This is more an attempt to try and set the agenda rather than claw power back and something that if the Tories aren't careful could backfire.

As for who Daran is speaking for, articles like these would have to be cleared or at least seen by the Tory Press Office in the Assembly, so we can take from that it has tacit support from the Welsh Conservative Party leadership.

Jeff Jones said...

John It's a variation on the Tory approach to local government in England where they are arguing that local authorities should be encouraged to be pro economic development by being able to keep some of the increased wealth generated by that development. There is an interesting conference and paper by the RSA on the same issue with the theme of authorities agreeing to accept the cuts in return for more powers. One of the ways in which centralised bodies can defuse some of the anger from a cuts agenda is to devolve power down as outlined in a recent paper by SOLACE and CIPFA. The problem with the devolved adminstrations is that they are a half way house in a highly centralised state. No one worked out issues such as revenue raising and accountabilty for a number of reasons. For Labour the reasons were quite simple. Very few members believed in any form of devolution. Their views had not changed since Nye Bevan went looking for power and ended up in Westminster. Devolution was a knee jerk reaction to nationalsist advances in the late 1960s and the early 1970s. For nationalists there was also no need to look at the boring technical issues of devolution because it was merely a stepping stone on the way to independence. Even the idea of some tax raisng powers a la Calman is not without its pitfalls if a paper written by two Scottish academics Drew Scott and Andrew Hallett is correct. They argue that whilst tax raising powers for Scotland would increase the financial acountability of the Scottish Parliament. It would also " be defective in economic terms, and if implemented are likely to create key instabilites in the budgetry arrangements of Scotland's government that have significant ramifications for the delivery of public goods and services and consequently for Scotland's economic prospects." Just when you thought that there was light at the end of the tunnel!

John Dixon said...


I don't think that there's anything you say here with which I would really want to disagree. It certainly does seem as though Millar's article indicated that they regard the Assembly as a form of local, rather than central, government. Something to be controlled and managed rather than empowered - and in that respect there are many in the Labour Party who see things in the same way.

I haven't read the paper by the two academics you quote, but will try and do so. I'm not surprised that people are identifying pitfalls - there are problems with any approach, it's just a question of achieving a balance. And we need to be clear which pitfalls are real and which are the result of particular pre-conceptions about the 'right' ways of doing things. 'Regional' taxation can certainly be made to work if the structures are right - otherwise states like Germany or even the USA would have fallen apart by now.

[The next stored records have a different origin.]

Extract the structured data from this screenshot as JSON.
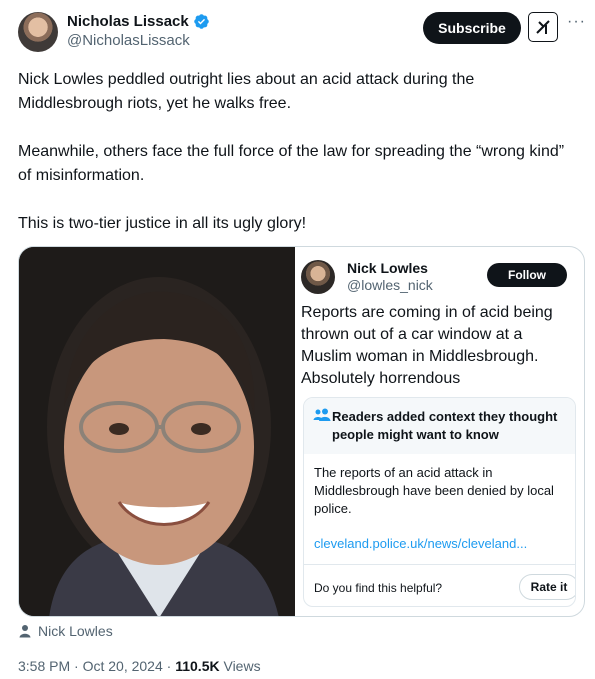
{
  "author": {
    "name": "Nicholas Lissack",
    "handle": "@NicholasLissack",
    "verified": true,
    "avatar_icon": "user-avatar"
  },
  "header_actions": {
    "subscribe_label": "Subscribe",
    "grok_icon": "grok-icon",
    "more_icon": "more-icon"
  },
  "tweet": {
    "paragraphs": [
      "Nick Lowles peddled outright lies about an acid attack during the Middlesbrough riots, yet he walks free.",
      "Meanwhile, others face the full force of the law for spreading the “wrong kind” of misinformation.",
      "This is two-tier justice in all its ugly glory!"
    ]
  },
  "embedded": {
    "name": "Nick Lowles",
    "handle": "@lowles_nick",
    "follow_label": "Follow",
    "text": "Reports are coming in of acid being thrown out of a car window at a Muslim woman in Middlesbrough. Absolutely horrendous",
    "community_note": {
      "title": "Readers added context they thought people might want to know",
      "body": "The reports of an acid attack in Middlesbrough have been denied by local police.",
      "link": "cleveland.police.uk/news/cleveland...",
      "question": "Do you find this helpful?",
      "rate_label": "Rate it"
    }
  },
  "media_tag": {
    "label": "Nick Lowles",
    "icon": "person-icon"
  },
  "meta": {
    "time": "3:58 PM",
    "separator": "·",
    "date": "Oct 20, 2024",
    "views_count": "110.5K",
    "views_label": "Views"
  },
  "colors": {
    "text_primary": "#0f1419",
    "text_secondary": "#536471",
    "link": "#1d9bf0",
    "verified": "#1d9bf0",
    "button_dark": "#0f1419"
  }
}
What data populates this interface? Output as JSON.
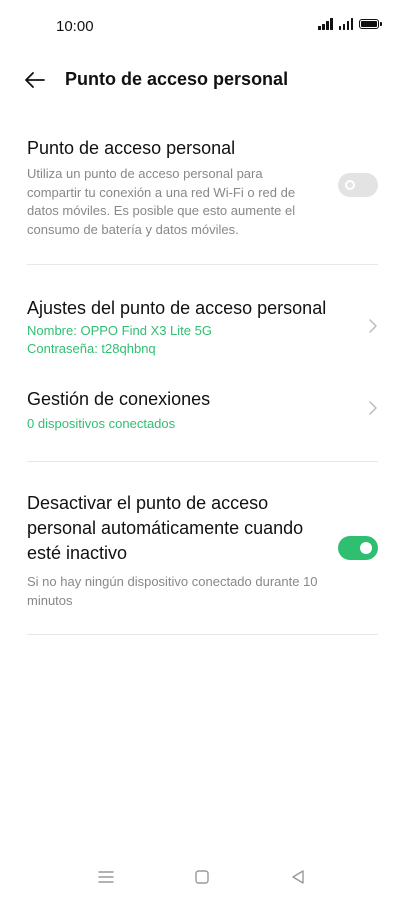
{
  "status": {
    "time": "10:00"
  },
  "header": {
    "title": "Punto de acceso personal"
  },
  "hotspot": {
    "title": "Punto de acceso personal",
    "description": "Utiliza un punto de acceso personal para compartir tu conexión a una red Wi-Fi o red de datos móviles. Es posible que esto aumente el consumo de batería y datos móviles.",
    "enabled": false
  },
  "settings": {
    "title": "Ajustes del punto de acceso personal",
    "name_line": "Nombre: OPPO Find X3 Lite 5G",
    "password_line": "Contraseña: t28qhbnq"
  },
  "connections": {
    "title": "Gestión de conexiones",
    "status": "0 dispositivos conectados"
  },
  "auto_off": {
    "title": "Desactivar el punto de acceso personal automáticamente cuando esté inactivo",
    "description": "Si no hay ningún dispositivo conectado durante 10 minutos",
    "enabled": true
  },
  "colors": {
    "accent": "#2fbf71",
    "toggle_off": "#e3e3e3"
  }
}
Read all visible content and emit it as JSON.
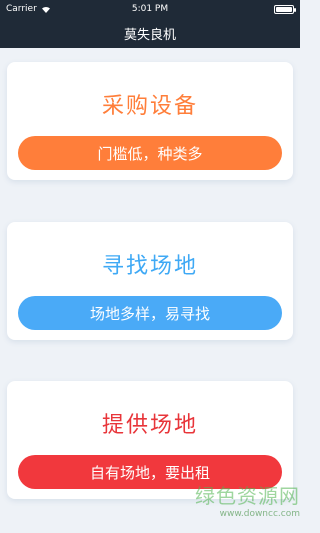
{
  "status_bar": {
    "carrier": "Carrier",
    "time": "5:01 PM"
  },
  "nav": {
    "title": "莫失良机"
  },
  "cards": [
    {
      "title": "采购设备",
      "button": "门槛低，种类多",
      "title_color": "#ff7e3a",
      "button_color": "#ff7e3a"
    },
    {
      "title": "寻找场地",
      "button": "场地多样，易寻找",
      "title_color": "#3fa9f5",
      "button_color": "#4aaaf7"
    },
    {
      "title": "提供场地",
      "button": "自有场地，要出租",
      "title_color": "#e8353a",
      "button_color": "#f1383d"
    }
  ],
  "watermark": {
    "main": "绿色资源网",
    "url": "www.downcc.com"
  }
}
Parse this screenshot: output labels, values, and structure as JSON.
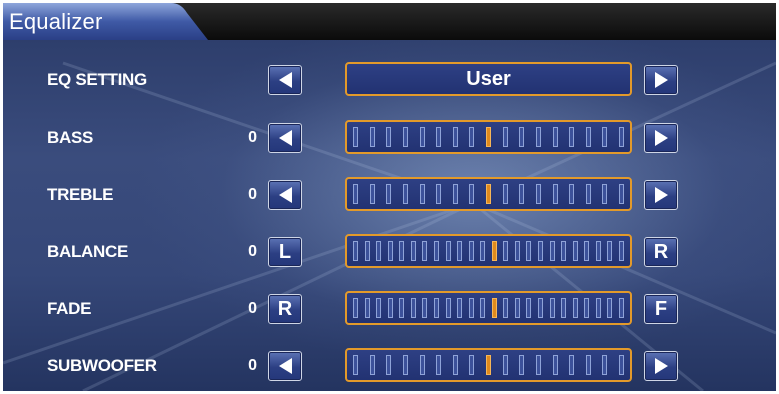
{
  "window": {
    "title": "Equalizer"
  },
  "eq_setting": {
    "label": "EQ SETTING",
    "preset": "User"
  },
  "rows": [
    {
      "key": "bass",
      "label": "BASS",
      "value": "0",
      "left_button": "left-arrow-icon",
      "right_button": "right-arrow-icon",
      "ticks": 17,
      "active_tick": 8
    },
    {
      "key": "treble",
      "label": "TREBLE",
      "value": "0",
      "left_button": "left-arrow-icon",
      "right_button": "right-arrow-icon",
      "ticks": 17,
      "active_tick": 8
    },
    {
      "key": "balance",
      "label": "BALANCE",
      "value": "0",
      "left_label": "L",
      "right_label": "R",
      "ticks": 24,
      "active_tick": 12
    },
    {
      "key": "fade",
      "label": "FADE",
      "value": "0",
      "left_label": "R",
      "right_label": "F",
      "ticks": 24,
      "active_tick": 12
    },
    {
      "key": "subwoofer",
      "label": "SUBWOOFER",
      "value": "0",
      "left_button": "left-arrow-icon",
      "right_button": "right-arrow-icon",
      "ticks": 17,
      "active_tick": 8
    }
  ],
  "colors": {
    "accent_border": "#e39a2a",
    "active_tick": "#e08a1e",
    "button_face": "#2c3f83",
    "background": "#2a3a67"
  }
}
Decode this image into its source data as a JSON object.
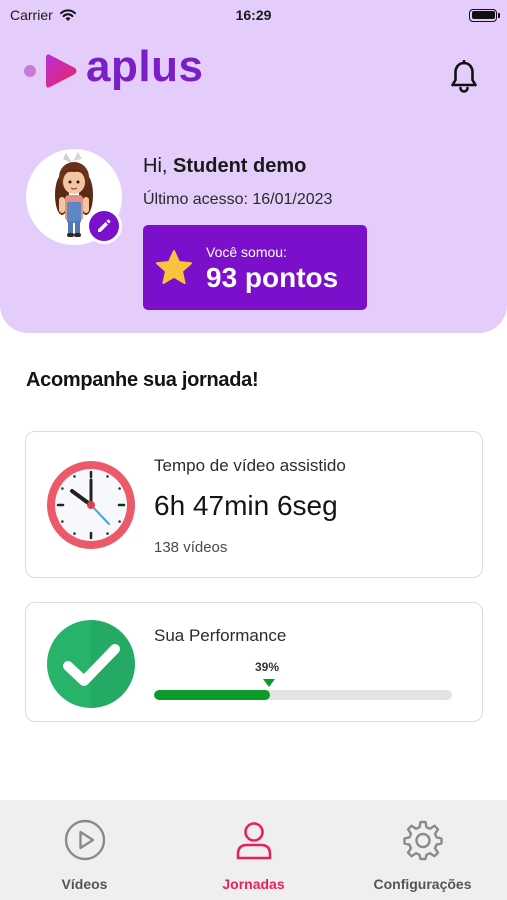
{
  "status_bar": {
    "carrier": "Carrier",
    "time": "16:29"
  },
  "app": {
    "logo_text": "aplus",
    "brand_color": "#7b0fcc"
  },
  "header": {
    "greeting_prefix": "Hi,",
    "user_name": "Student demo",
    "last_access": "Último acesso: 16/01/2023"
  },
  "points": {
    "label": "Você somou:",
    "value": "93 pontos"
  },
  "journey": {
    "title": "Acompanhe sua jornada!",
    "watch_time": {
      "title": "Tempo de vídeo assistido",
      "value": "6h 47min 6seg",
      "count": "138 vídeos"
    },
    "performance": {
      "title": "Sua Performance",
      "percent_label": "39%",
      "percent": 39,
      "bar_color": "#0d9a2b"
    }
  },
  "tabs": [
    {
      "label": "Vídeos",
      "icon": "play-circle-icon",
      "active": false
    },
    {
      "label": "Jornadas",
      "icon": "user-icon",
      "active": true
    },
    {
      "label": "Configurações",
      "icon": "gear-icon",
      "active": false
    }
  ],
  "colors": {
    "header_bg": "#e4cdfa",
    "tab_active": "#e8205e",
    "tab_inactive": "#555555"
  }
}
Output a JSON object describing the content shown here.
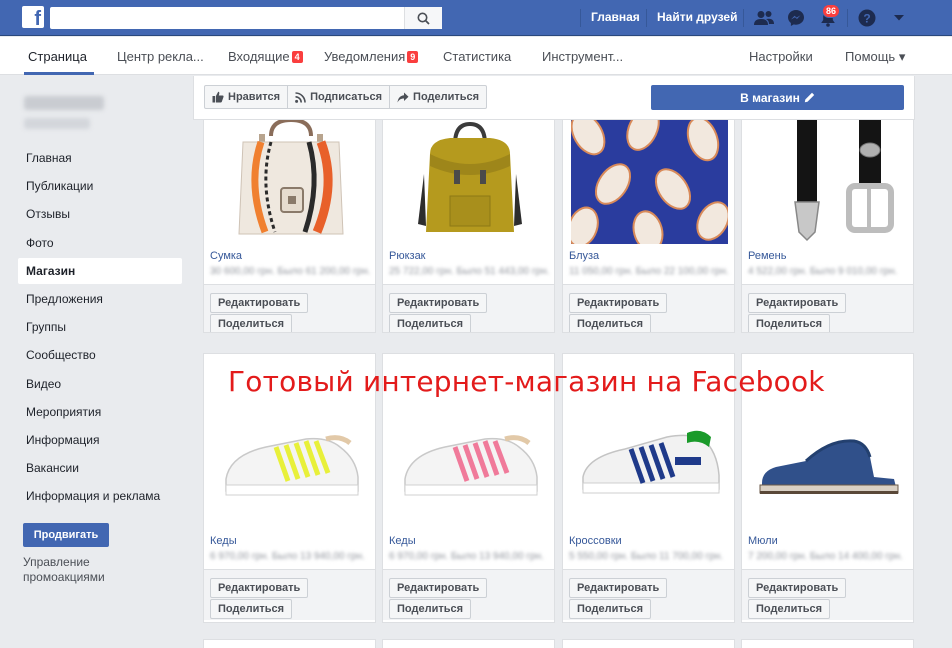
{
  "topbar": {
    "logo": "f",
    "search_placeholder": "",
    "home": "Главная",
    "find_friends": "Найти друзей",
    "notifications_count": "86"
  },
  "tabs": [
    {
      "label": "Страница",
      "badge": ""
    },
    {
      "label": "Центр рекла...",
      "badge": ""
    },
    {
      "label": "Входящие",
      "badge": "4"
    },
    {
      "label": "Уведомления",
      "badge": "9"
    },
    {
      "label": "Статистика",
      "badge": ""
    },
    {
      "label": "Инструмент...",
      "badge": ""
    },
    {
      "label": "Настройки",
      "badge": ""
    },
    {
      "label": "Помощь ▾",
      "badge": ""
    }
  ],
  "page": {
    "name": "OdriBrick",
    "handle": "@odribrick"
  },
  "sidebar": {
    "items": [
      "Главная",
      "Публикации",
      "Отзывы",
      "Фото",
      "Магазин",
      "Предложения",
      "Группы",
      "Сообщество",
      "Видео",
      "Мероприятия",
      "Информация",
      "Вакансии",
      "Информация и реклама"
    ],
    "active_index": 4,
    "promote": "Продвигать",
    "promo_management": "Управление промоакциями"
  },
  "actionbar": {
    "like": "Нравится",
    "follow": "Подписаться",
    "share": "Поделиться",
    "more": "···",
    "shop": "В магазин"
  },
  "products": [
    {
      "name": "Сумка",
      "price": "30 600,00 грн. Было 61 200,00 грн."
    },
    {
      "name": "Рюкзак",
      "price": "25 722,00 грн. Было 51 443,00 грн."
    },
    {
      "name": "Блуза",
      "price": "11 050,00 грн. Было 22 100,00 грн."
    },
    {
      "name": "Ремень",
      "price": "4 522,00 грн. Было 9 010,00 грн."
    },
    {
      "name": "Кеды",
      "price": "6 970,00 грн. Было 13 940,00 грн."
    },
    {
      "name": "Кеды",
      "price": "6 970,00 грн. Было 13 940,00 грн."
    },
    {
      "name": "Кроссовки",
      "price": "5 550,00 грн. Было 11 700,00 грн."
    },
    {
      "name": "Мюли",
      "price": "7 200,00 грн. Было 14 400,00 грн."
    }
  ],
  "card_actions": {
    "edit": "Редактировать",
    "share": "Поделиться"
  },
  "overlay_caption": "Готовый интернет-магазин на Facebook",
  "colors": {
    "brand": "#4267b2",
    "badge": "#fa3e3e",
    "caption": "#e31b1b"
  }
}
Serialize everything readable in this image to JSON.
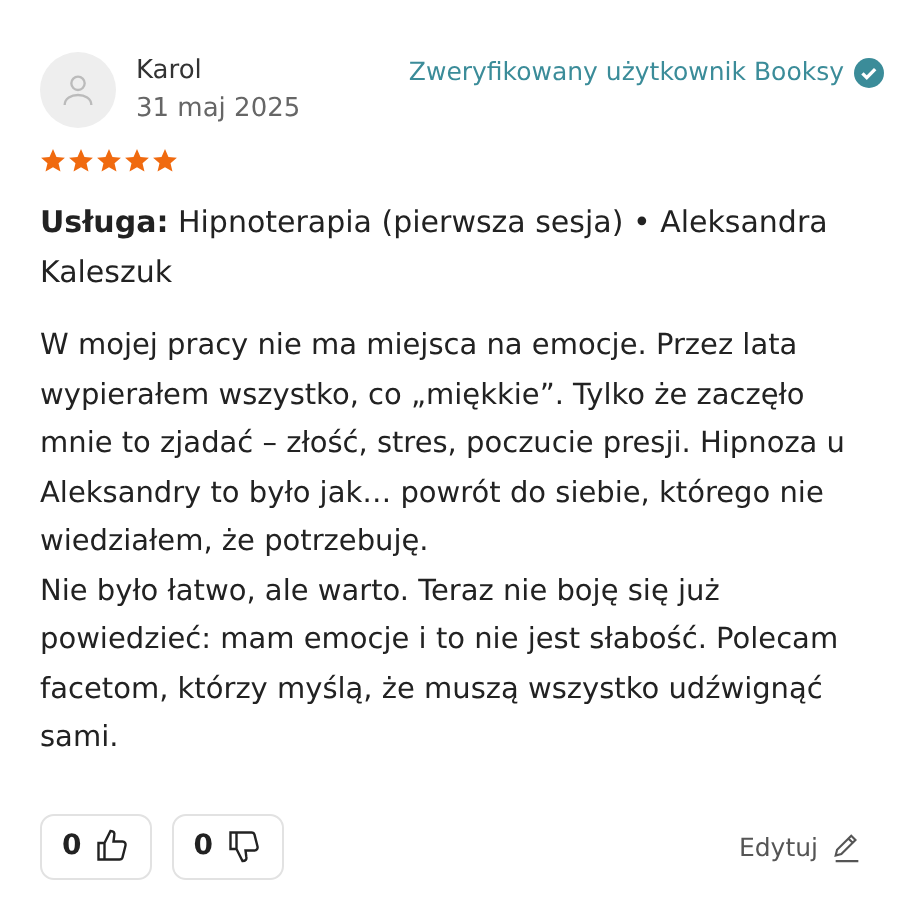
{
  "review": {
    "author": "Karol",
    "date": "31 maj 2025",
    "verified": "Zweryfikowany użytkownik Booksy",
    "stars": 5,
    "service": "**Usługa:** Hipnoterapia (pierwsza sesja) • Aleksandra Kaleszuk",
    "paragraphs": [
      "W mojej pracy nie ma miejsca na emocje. Przez lata wypierałem wszystko, co „miękkie”. Tylko że zaczęło mnie to zjadać – złość, stres, poczucie presji. Hipnoza u Aleksandry to było jak… powrót do siebie, którego nie wiedziałem, że potrzebuję.",
      "Nie było łatwo, ale warto. Teraz nie boję się już powiedzieć: mam emocje i to nie jest słabość. Polecam facetom, którzy myślą, że muszą wszystko udźwignąć sami."
    ],
    "likes": "0",
    "dislikes": "0",
    "edit": "Edytuj"
  }
}
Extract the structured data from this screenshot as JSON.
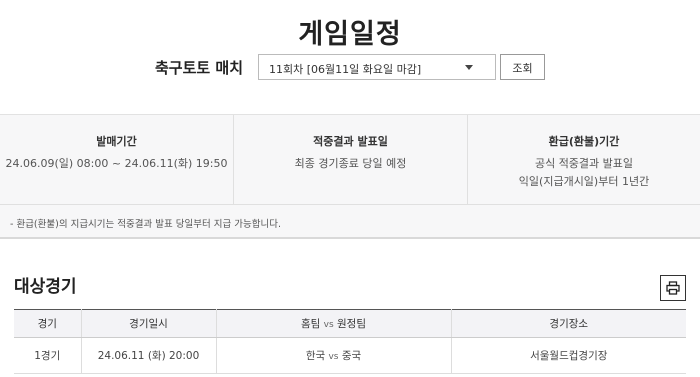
{
  "page": {
    "title": "게임일정"
  },
  "match_select": {
    "label": "축구토토 매치",
    "selected_round": "11회차 [06월11일 화요일 마감]",
    "lookup_button": "조회"
  },
  "info": {
    "sale_period": {
      "title": "발매기간",
      "value": "24.06.09(일) 08:00 ~ 24.06.11(화) 19:50"
    },
    "result_announcement": {
      "title": "적중결과 발표일",
      "value": "최종 경기종료 당일 예정"
    },
    "refund_period": {
      "title": "환급(환불)기간",
      "line1": "공식 적중결과 발표일",
      "line2": "익일(지급개시일)부터 1년간"
    },
    "notice": "- 환급(환불)의 지급시기는 적중결과 발표 당일부터 지급 가능합니다."
  },
  "games": {
    "title": "대상경기",
    "print_icon": "printer-icon",
    "headers": {
      "game": "경기",
      "datetime": "경기일시",
      "home": "홈팀",
      "vs": "vs",
      "away": "원정팀",
      "venue": "경기장소"
    },
    "rows": [
      {
        "game": "1경기",
        "datetime": "24.06.11 (화) 20:00",
        "home": "한국",
        "vs": "vs",
        "away": "중국",
        "venue": "서울월드컵경기장"
      }
    ]
  }
}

But your core message - that for one reason or another, it really wasn't thought through in advance - is spot-on, in my view. Sadly, for very similar reasons, I'm not sure that the possible answers are being thought through any better, though.

Spirit of BME said...

I do not think Little Daz Millar thought this one up by himself,and perhaps were reading too much into it . It is true that the current arrangement is not healthy for a spending agency ( thats what the HMG in Wales is ) to get a free blood bag of money each year and has no concern how to raise next years hand out.It simply does not make for good government, Wales needs to have full fiscal responsibility in order to cut taxes and negoiate its self out of the English Debit bomb.